It may be a commonplace to call our age one that prides itself on freedom from the “miserable dark ages,” from obscurantism, superstition, and perhaps belief in anything beyond the inquiry of natural science; but while materialisms philosophical and commercial may seem to rule the day in much of the world, somehow the most popular stories remain those inspired by the visions of former ages: by thought-worlds too foreign and spacious for the physicalist or relativistic confinement cell. Fairy tales continue to be retold– just think of Disney, the Shrek films, or the two Snow White films to be released next year–and new stories inspired by them emerge one after another. How could stories like The Lord of the Rings receive such popularity and affection from an age that appears so thoroughly to despise all that comes from its world of origin?
Because fairy tales bear in their hearts something that satisfies our longings; they carry truths too obvious for the modernist to remember, and if we search them out we may learn something not only of them but of ourselves and the world we inhabit.

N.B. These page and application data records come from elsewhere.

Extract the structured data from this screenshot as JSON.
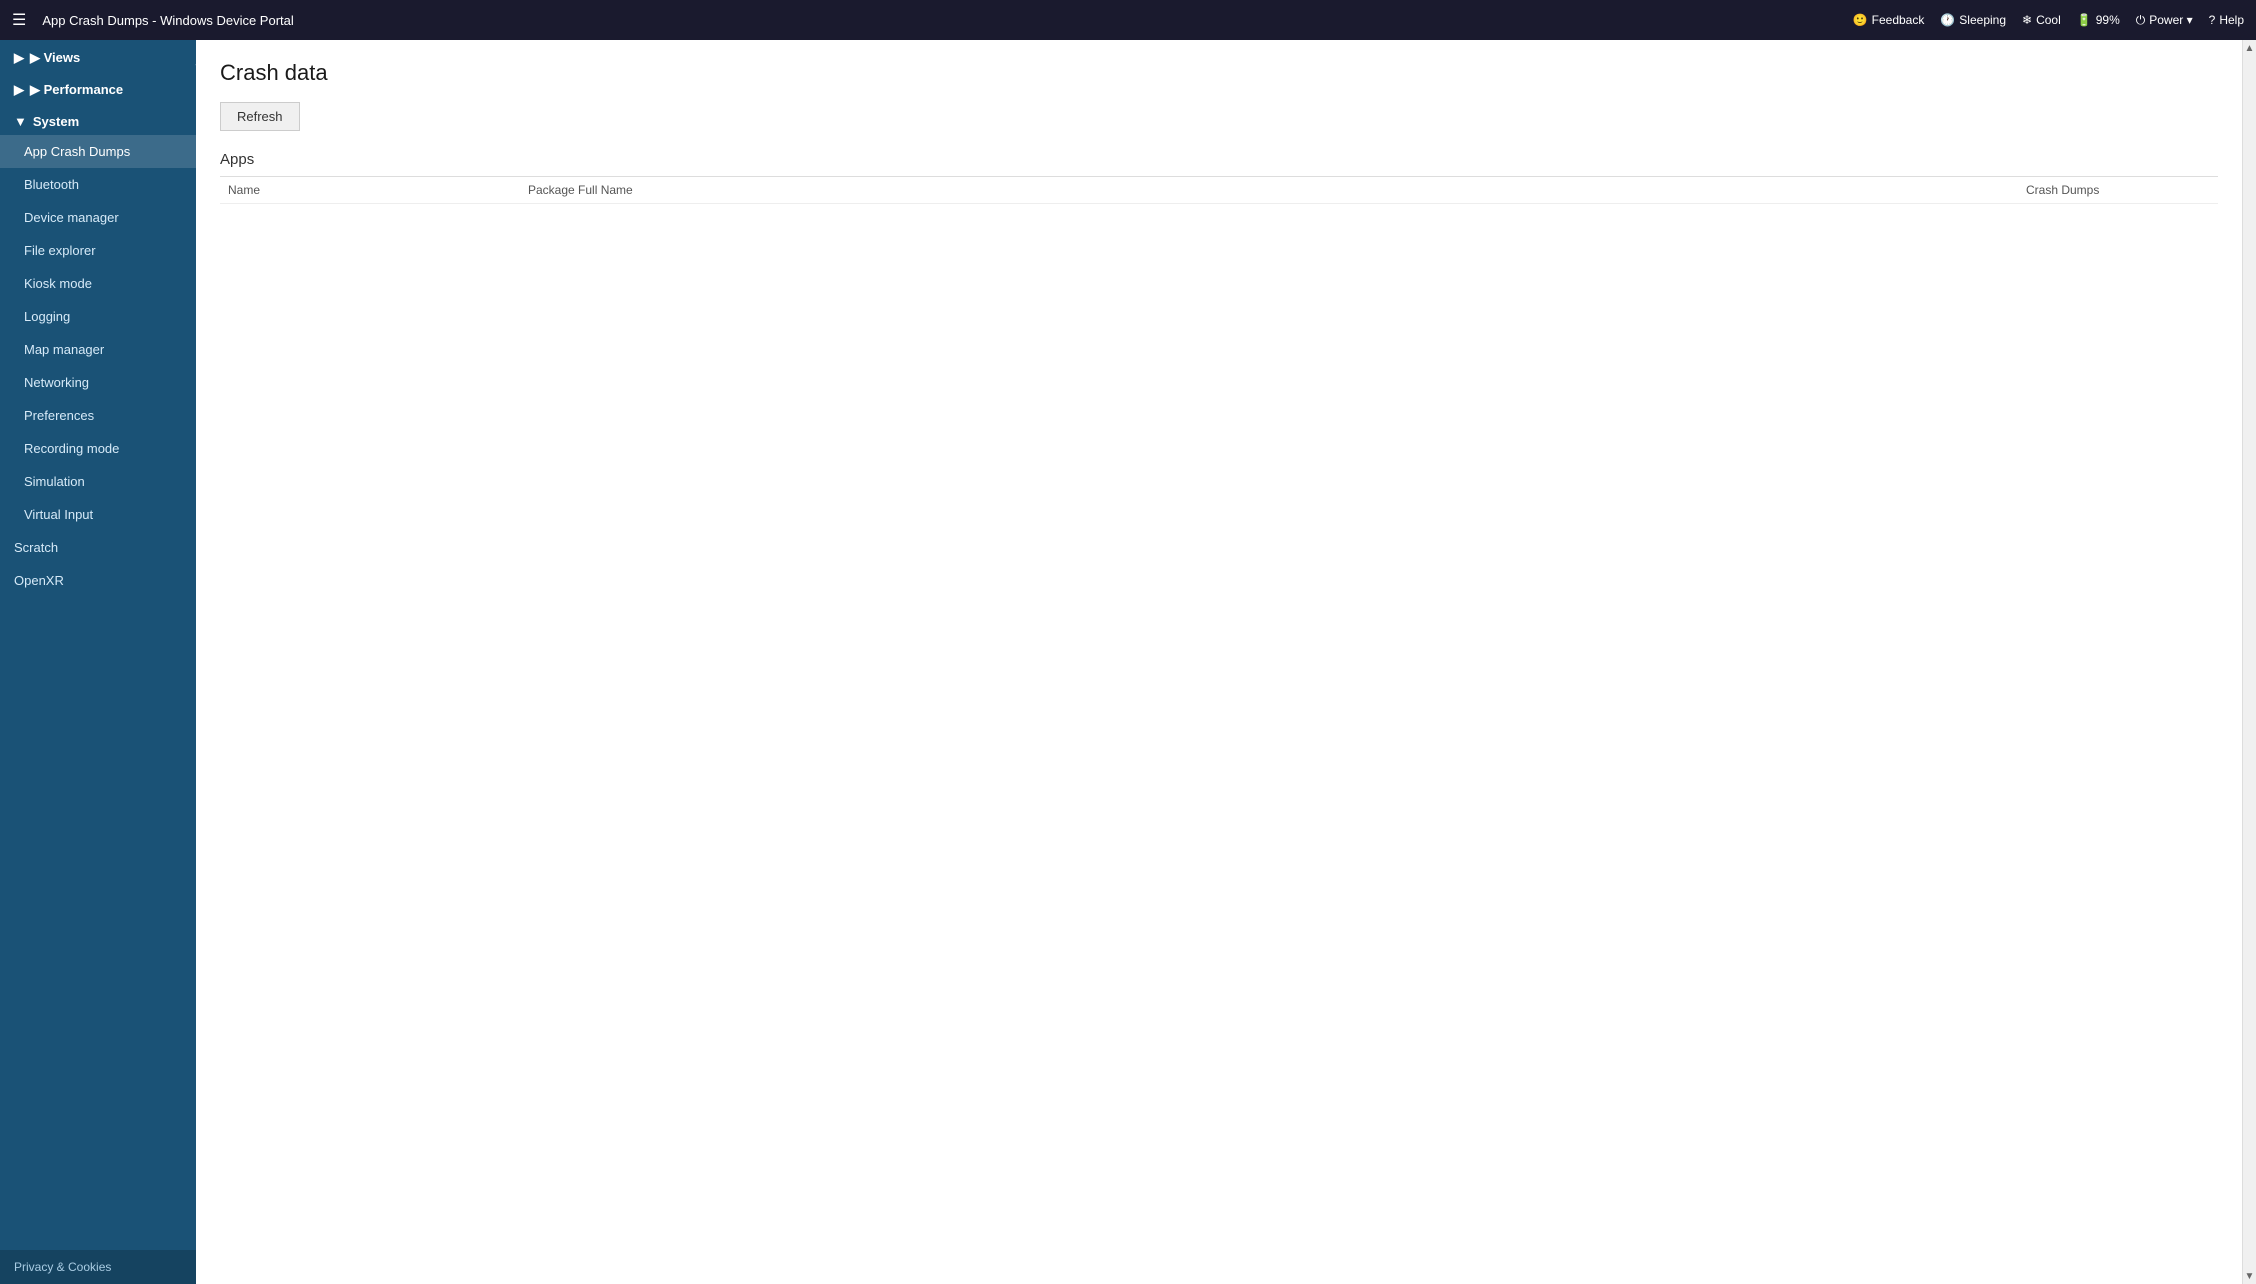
{
  "header": {
    "hamburger": "☰",
    "title": "App Crash Dumps - Windows Device Portal",
    "actions": [
      {
        "icon": "😊",
        "label": "Feedback",
        "key": "feedback"
      },
      {
        "icon": "🕐",
        "label": "Sleeping",
        "key": "sleeping"
      },
      {
        "icon": "❄",
        "label": "Cool",
        "key": "cool"
      },
      {
        "icon": "🔋",
        "label": "99%",
        "key": "battery"
      },
      {
        "icon": "⏻",
        "label": "Power ▾",
        "key": "power"
      },
      {
        "icon": "?",
        "label": "Help",
        "key": "help"
      }
    ]
  },
  "sidebar": {
    "collapse_icon": "◀",
    "sections": [
      {
        "label": "▶ Views",
        "key": "views",
        "expanded": false,
        "items": []
      },
      {
        "label": "▶ Performance",
        "key": "performance",
        "expanded": false,
        "items": []
      },
      {
        "label": "▼ System",
        "key": "system",
        "expanded": true,
        "items": [
          {
            "label": "App Crash Dumps",
            "key": "app-crash-dumps",
            "active": true
          },
          {
            "label": "Bluetooth",
            "key": "bluetooth",
            "active": false
          },
          {
            "label": "Device manager",
            "key": "device-manager",
            "active": false
          },
          {
            "label": "File explorer",
            "key": "file-explorer",
            "active": false
          },
          {
            "label": "Kiosk mode",
            "key": "kiosk-mode",
            "active": false
          },
          {
            "label": "Logging",
            "key": "logging",
            "active": false
          },
          {
            "label": "Map manager",
            "key": "map-manager",
            "active": false
          },
          {
            "label": "Networking",
            "key": "networking",
            "active": false
          },
          {
            "label": "Preferences",
            "key": "preferences",
            "active": false
          },
          {
            "label": "Recording mode",
            "key": "recording-mode",
            "active": false
          },
          {
            "label": "Simulation",
            "key": "simulation",
            "active": false
          },
          {
            "label": "Virtual Input",
            "key": "virtual-input",
            "active": false
          }
        ]
      }
    ],
    "top_items": [
      {
        "label": "Scratch",
        "key": "scratch"
      },
      {
        "label": "OpenXR",
        "key": "openxr"
      }
    ],
    "footer": "Privacy & Cookies"
  },
  "content": {
    "page_title": "Crash data",
    "refresh_button": "Refresh",
    "section_title": "Apps",
    "table_columns": [
      {
        "label": "Name",
        "key": "name"
      },
      {
        "label": "Package Full Name",
        "key": "package_full_name"
      },
      {
        "label": "Crash Dumps",
        "key": "crash_dumps"
      }
    ],
    "table_rows": []
  }
}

“Fairy tales are more than true,” tells us G. K. Chesterton, “not because they tell us that dragons exist, but because they tell us that dragons can be beaten.” In other words, the bad news– the real threat of dragons– is already apparent; the good news of their defeat is the surprise. The dragons we know about already, lurking as they are both in our imagination and in the world beyond, or else there would be no talk of evil, of suffering and death. The pagans of old knew about the dragons– they knew the brokenness of the world before they had heard the Gospel preached. Pandora knew of it; the Stoic philosopher in his calm despair knew of it. The good news that follows, that the Dragon has been beaten decisively, that was what no human heart could have conceived, beyond what all hopes could dream.
But it is in the promise of this hope beyond human conception that lies so much of the attraction of fairy stories. Of the many truths which fairy tales might hold up to modern eyes the greatest is that good will triumph–that the dragons can be beaten. J.R.R. Tolkien coined a term for the in-breaking of miraculous good which triumphs over insurmountable evil precisely in the good’s hour of greatest weakness, the most unlikely ending to modern readers but perhaps for that reason the most satisfying: eucatastrophe, or “a good down-turn.” The eucatastrophe of the fairy tale is the Good News: the dragon is slain, the princess rescued, the day won, and all live happily ever after.

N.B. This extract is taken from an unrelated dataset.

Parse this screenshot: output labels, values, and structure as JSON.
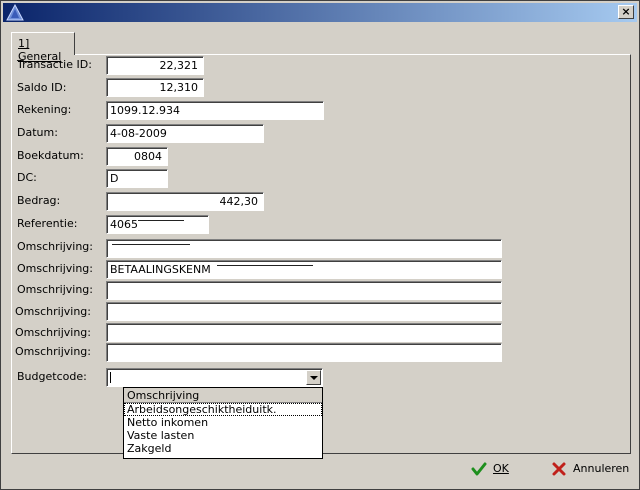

This is no pipe-dream’s perfect ending, as readers of the Lord of the Rings will remember. The eucatastrophe of fairy stories as Tolkien interprets them (and as they themselves echo the Gospel) truly embody the idea of “earning your happy ending”; not, of course, that in the end “earning” the final, miraculous victory has much to do with it– or else it would not be miraculous. For the very place where the Gospels and fairy tales touch is in rejecting any carnal hope of worldly success in favor of that far more fulfilling victory which comes as unexpected gift. Yet it is unmistakeable that if there is some unique power that fairy tales still hold over human hearts it is because in them can be traced something of the same pattern that lies in the Cross and Resurrection.
By way of contrast, if the modernist carries his “real” beliefs to their logical conclusion, the ending to the story is dreadfully unsatisfactory and does not result in the cathartic “happy ending” characteristic of fairy tales. An excellent and very real published example of this horrendous type of ending is the Series of Unfortunate Events. Daniel Handler (pseudonym Lemony Snicket) is a self-proclaimed “secular humanist.” Not to ruin the ending of the intriguing thirteen-book series, it will simply be mentioned that anyone who has read it can attest to the utter lack of catharsis and complete flop of the end of Book the Thirteenth. Very few loose ends are tied up and even more are opened. Unlike a story such as Heart of Darkness or 1984, where the ending leaves you uncomfortable and pondering, but you inevitably realize it could not end any other way, The End (Book the Thirteenth of A Series of Unfortunate Events) results in the reader wanting to rewrite the story to have… well, a fairy-tale ending. An epic such as the Series of Unfortunate Events demands a fairy-tale ending–or at least one somewhat resembling it.
Like a dissonant conclusion to an otherwise harmonious melody, the lackluster ending to A Series of Unfortunate Events leaves with its impression of dissatisfaction a testament to the truth that gives fairy tales their enduring allure. What draws people to fairy tales is the promise of something more than disappointed expectations or the punishments of cruel vicissitude: the hope of a victory that breaks through from beyond the circles of this world and in reaching down to broken human beings offers them the guarantee of a new day more great and terrible than they can imagine.